SEC Updates Form CRS FAQs

On February 11, 2020, the staff of the Securities and Exchange Commission (SEC) updated its Frequently Asked Questions on Form CRS with regard to a number of topics:

Legal Representative:  Similar to the update on Regulation Best Interest, the staff clarified that the term “legal representative” would not cover regulated financial services industry professionals including a workplace retirement plan representative (e.g., plan sponsor, trustee, other fiduciary), except in limited circumstances.  The staff further noted, however, that a formerly regulated financial services industry professional who is not currently regulated, would be considered a “non-professional” and, thus, a covered legal representative.

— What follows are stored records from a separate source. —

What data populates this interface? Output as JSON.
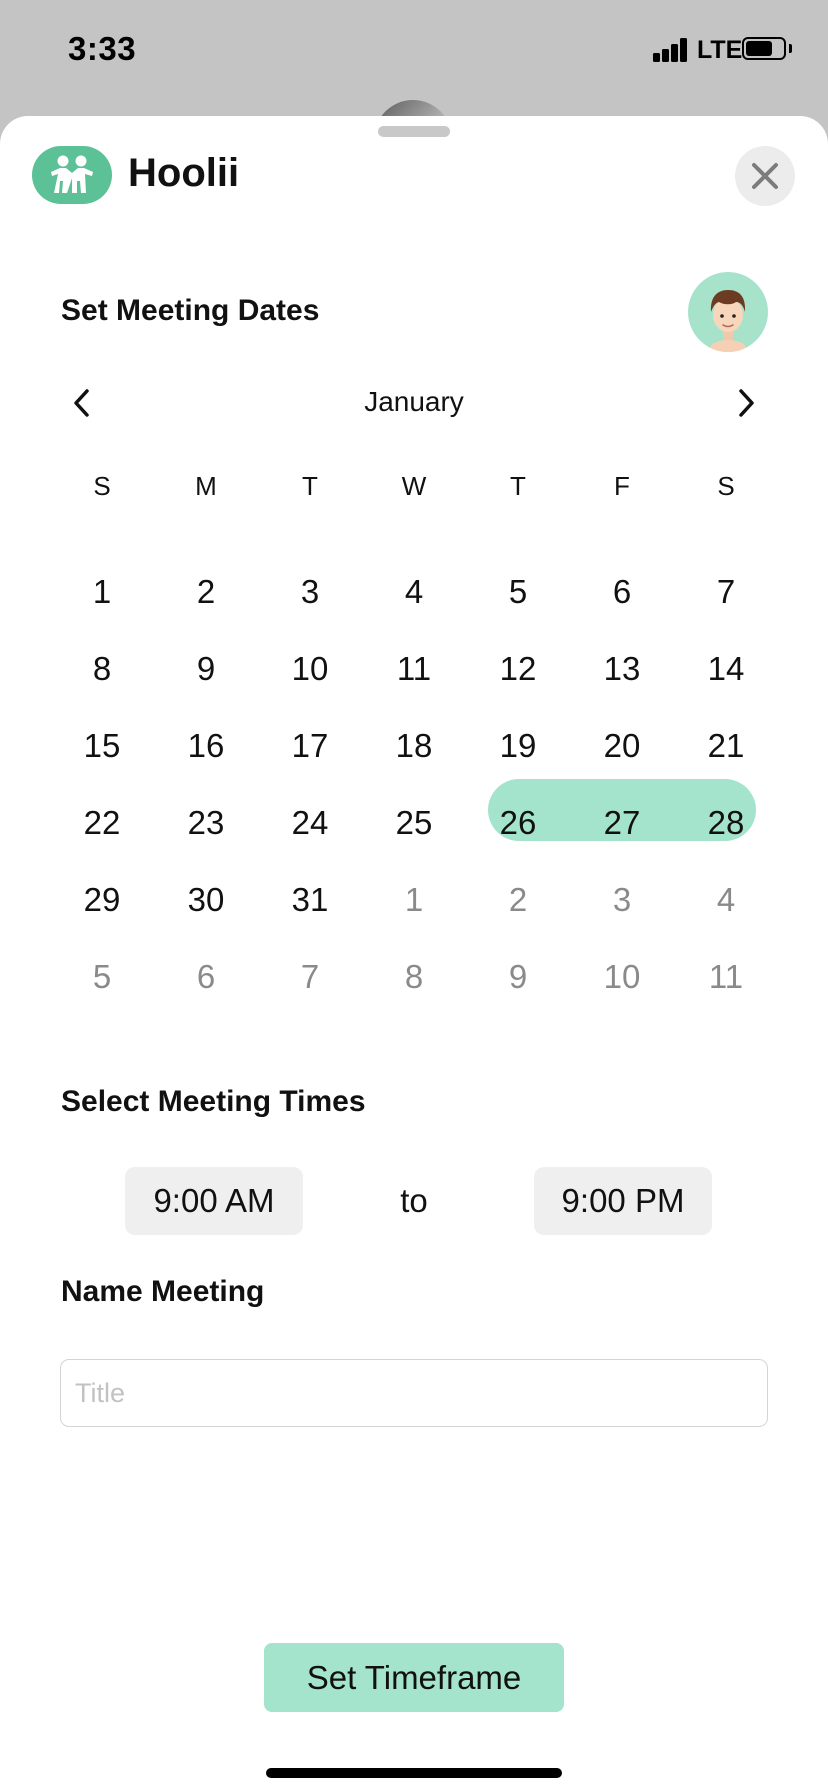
{
  "status_bar": {
    "time": "3:33",
    "network": "LTE",
    "battery_level": 0.75
  },
  "header": {
    "app_name": "Hoolii",
    "logo_icon": "friends-logo-icon",
    "close_icon": "close-icon"
  },
  "dates_section": {
    "title": "Set Meeting Dates",
    "avatar_icon": "user-avatar-icon"
  },
  "calendar": {
    "month": "January",
    "prev_icon": "chevron-left-icon",
    "next_icon": "chevron-right-icon",
    "weekdays": [
      "S",
      "M",
      "T",
      "W",
      "T",
      "F",
      "S"
    ],
    "days": [
      {
        "label": "1",
        "in_month": true
      },
      {
        "label": "2",
        "in_month": true
      },
      {
        "label": "3",
        "in_month": true
      },
      {
        "label": "4",
        "in_month": true
      },
      {
        "label": "5",
        "in_month": true
      },
      {
        "label": "6",
        "in_month": true
      },
      {
        "label": "7",
        "in_month": true
      },
      {
        "label": "8",
        "in_month": true
      },
      {
        "label": "9",
        "in_month": true
      },
      {
        "label": "10",
        "in_month": true
      },
      {
        "label": "11",
        "in_month": true
      },
      {
        "label": "12",
        "in_month": true
      },
      {
        "label": "13",
        "in_month": true
      },
      {
        "label": "14",
        "in_month": true
      },
      {
        "label": "15",
        "in_month": true
      },
      {
        "label": "16",
        "in_month": true
      },
      {
        "label": "17",
        "in_month": true
      },
      {
        "label": "18",
        "in_month": true
      },
      {
        "label": "19",
        "in_month": true
      },
      {
        "label": "20",
        "in_month": true
      },
      {
        "label": "21",
        "in_month": true
      },
      {
        "label": "22",
        "in_month": true
      },
      {
        "label": "23",
        "in_month": true
      },
      {
        "label": "24",
        "in_month": true
      },
      {
        "label": "25",
        "in_month": true
      },
      {
        "label": "26",
        "in_month": true,
        "selected": true
      },
      {
        "label": "27",
        "in_month": true,
        "selected": true
      },
      {
        "label": "28",
        "in_month": true,
        "selected": true
      },
      {
        "label": "29",
        "in_month": true
      },
      {
        "label": "30",
        "in_month": true
      },
      {
        "label": "31",
        "in_month": true
      },
      {
        "label": "1",
        "in_month": false
      },
      {
        "label": "2",
        "in_month": false
      },
      {
        "label": "3",
        "in_month": false
      },
      {
        "label": "4",
        "in_month": false
      },
      {
        "label": "5",
        "in_month": false
      },
      {
        "label": "6",
        "in_month": false
      },
      {
        "label": "7",
        "in_month": false
      },
      {
        "label": "8",
        "in_month": false
      },
      {
        "label": "9",
        "in_month": false
      },
      {
        "label": "10",
        "in_month": false
      },
      {
        "label": "11",
        "in_month": false
      }
    ]
  },
  "times_section": {
    "title": "Select Meeting Times",
    "start": "9:00 AM",
    "separator": "to",
    "end": "9:00 PM"
  },
  "name_section": {
    "title": "Name Meeting",
    "placeholder": "Title",
    "value": ""
  },
  "submit": {
    "label": "Set Timeframe"
  },
  "colors": {
    "accent": "#5cc197",
    "selection": "#a4e3cc",
    "chip_background": "#efefef"
  }
}
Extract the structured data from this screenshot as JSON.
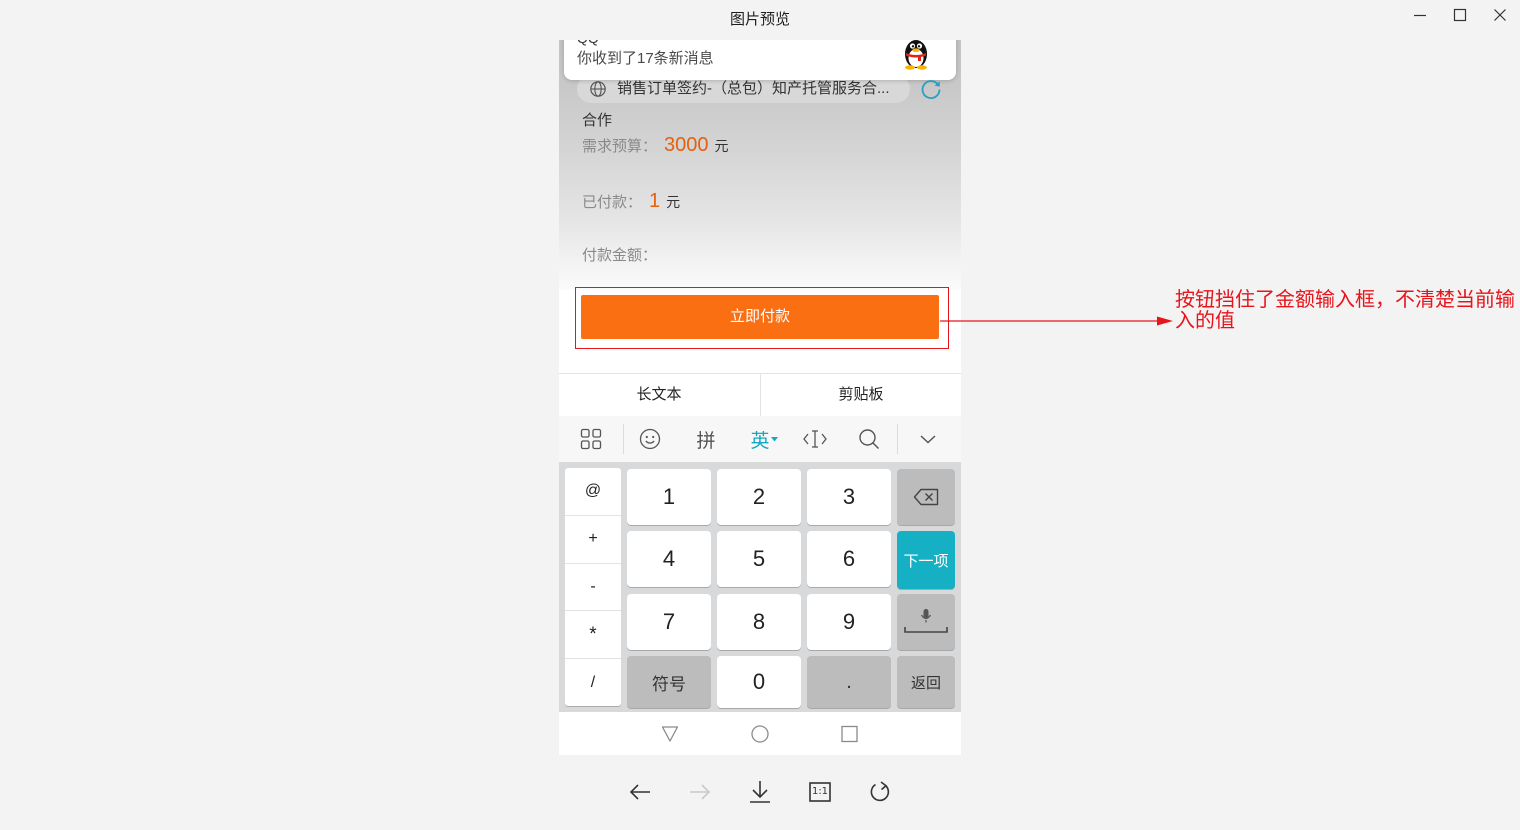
{
  "window": {
    "title": "图片预览",
    "controls": [
      "minimize-icon",
      "maximize-icon",
      "close-icon"
    ]
  },
  "phone": {
    "notification": {
      "app": "QQ",
      "message": "你收到了17条新消息",
      "icon": "qq-penguin-icon"
    },
    "order": {
      "pill_icon": "globe-icon",
      "pill_text": "销售订单签约-（总包）知产托管服务合...",
      "refresh_icon": "refresh-icon",
      "category": "合作",
      "budget": {
        "label": "需求预算：",
        "value": "3000",
        "unit": "元"
      },
      "paid": {
        "label": "已付款：",
        "value": "1",
        "unit": "元"
      },
      "amount": {
        "label": "付款金额："
      },
      "pay_button": "立即付款"
    },
    "keyboard": {
      "suggestions": [
        "长文本",
        "剪贴板"
      ],
      "toolbar": {
        "menu_icon": "grid-icon",
        "emoji_icon": "smiley-icon",
        "pinyin": "拼",
        "english": "英",
        "cursor_icon": "text-cursor-icon",
        "search_icon": "search-icon",
        "hide_icon": "chevron-down-icon"
      },
      "symbols": [
        "@",
        "+",
        "-",
        "*",
        "/"
      ],
      "digits": [
        "1",
        "2",
        "3",
        "4",
        "5",
        "6",
        "7",
        "8",
        "9"
      ],
      "symbol_key": "符号",
      "zero_key": "0",
      "dot_key": ".",
      "backspace_icon": "backspace-icon",
      "next_key": "下一项",
      "voice_icon": "microphone-icon",
      "back_key": "返回"
    },
    "navbar": [
      "back-triangle-icon",
      "home-circle-icon",
      "recents-square-icon"
    ]
  },
  "annotation": {
    "text": "按钮挡住了金额输入框，不清楚当前输入的值",
    "color": "#e8141b"
  },
  "viewer_toolbar": {
    "actual_size_label": "1:1",
    "icons": [
      "arrow-left-icon",
      "arrow-right-icon",
      "download-icon",
      "actual-size-icon",
      "rotate-icon"
    ]
  },
  "colors": {
    "pay_button": "#fb6f13",
    "amount_value": "#e5600f",
    "keyboard_accent": "#16b0c5",
    "annotation": "#e8141b"
  }
}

Delivery requirements: The staff clarified that where one adviser (Firm A) provides advice to another unaffiliated adviser (Firm B) but has no advisory contract (oral or written) with Firm B’s clients, absent other facts or circumstances that would indicate that Firm A provides investment advisory services to Firm B’s retail investor clients, Firm A would not be required to deliver a Form CRS to Firm B’s retail investor clients. The staff also indicated that an amendment to an existing account agreement solely to add another account holder or beneficiary would not trigger a Form CRS delivery requirement but that converting an account at a dual registrant from a brokerage account to advisory account (and presumably vice versa) would require delivery of Form CRS even if the investor initially received Form CRS upon opening the original account. The staff also clarified that a broker-dealer acting solely as a qualified custodian to an investment adviser’s retail investment advisory clients would not need to deliver a Form CRS. Finally, the staff discussed when a state-registered adviser transitioning to SEC registration is required to deliver its Form CRS.

Affiliates: The staff clarified that affiliated investment advisers (or affiliated broker-dealers) may create and deliver a combined Form CRS. The staff also indicated that a firm with multiple affiliates can combine disclosure in one Form CRS, but the staff cautioned that the page limits still apply and that the firm “should be mindful of the potential that additional information from multiple affiliates could “obscure or impede understanding.”  It also should be mindful that it is required “to present brokerage and investment advisory information with equal prominence and in a manner that clearly distinguishes and facilitates comparison.”

Sub-advisers: The staff stated that in circumstances where an adviser replaces a sub-adviser, and there are no changes to the advisory agreement, services, investments, or conflicts of interest that would make the information in the adviser’s Form CRS materially inaccurate, the staff would not object if the firm does not consider this a material change that would require the adviser to amend its Form CRS. The staff did not clarify the types of changes to the advisory agreement, services, investments or conflicts that would be considered material changes.

Disciplinary history: The staff clarified that a firm that reports disciplinary history related to its parent company in response to Item 11 on the firm’s Form ADV and Items 11A-K on the firm’s Form BD must answer “yes” to Item 4 in Form CRS.

Foreign language: Finally, the staff stated that it would not object to the delivery of a complete translation of Form CRS in a foreign language so long as the firm also delivers a separate English Form CRS at the same time.